Final conclusion on hazard: Patchouli alcohol has an LD50 of >5000 mg/kg bw.

Data matrix: Data to support the assessment of the acute oral toxicity of Patchouli alcohol using read across from Patchouli oil

Common names

Patchouli alcohol

Patchouli oil

 

Target

Source

Chemical structures

CAS no

5986-55-0

8014-09-3

REACH registration

Registered before 2018 deadline

Registered*

EC no

227-807-2

939-227-3

Empirical formula

C15H26O

NA

Physico-chemical data

 

Data are from the ECHA dissemination site

Molecular weight

222.37

NA

Physical state

Solid

Liquid

Melting point,oC

75.52 (c)^
50.2 (m)#

<-50

 

Boiling point,oC

280.20 (c)
321.7 (m)

320

Vapour pressure, Pa

0.033 (c)
0.14 (m)

0.94 at 20°C

Water solubility, mg/l

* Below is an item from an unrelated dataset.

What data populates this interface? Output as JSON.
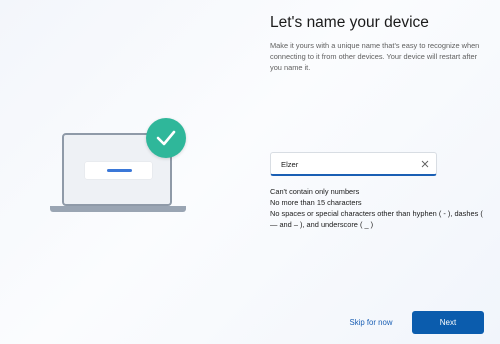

8-40 (c)
41.8 (m)

12.3

Log Kow

3.98 (c)
5.5 (m)

1.8-5.7

Human health endpoints

 

 

Acute oral tox in mg/kg bw

Read-across to patchouli oil

>5,000

^(c) means calculated using EpiSuite; #(m) is measured by IFF

*https://echa.europa.eu/nl/registration-dossier/-/registered-dossier/14973

Justification for classification or non-classification

The substance does not need to be classified for acute oral toxicity according to EU CLP Regulation (EC) No. 1272/2008 and its amendments.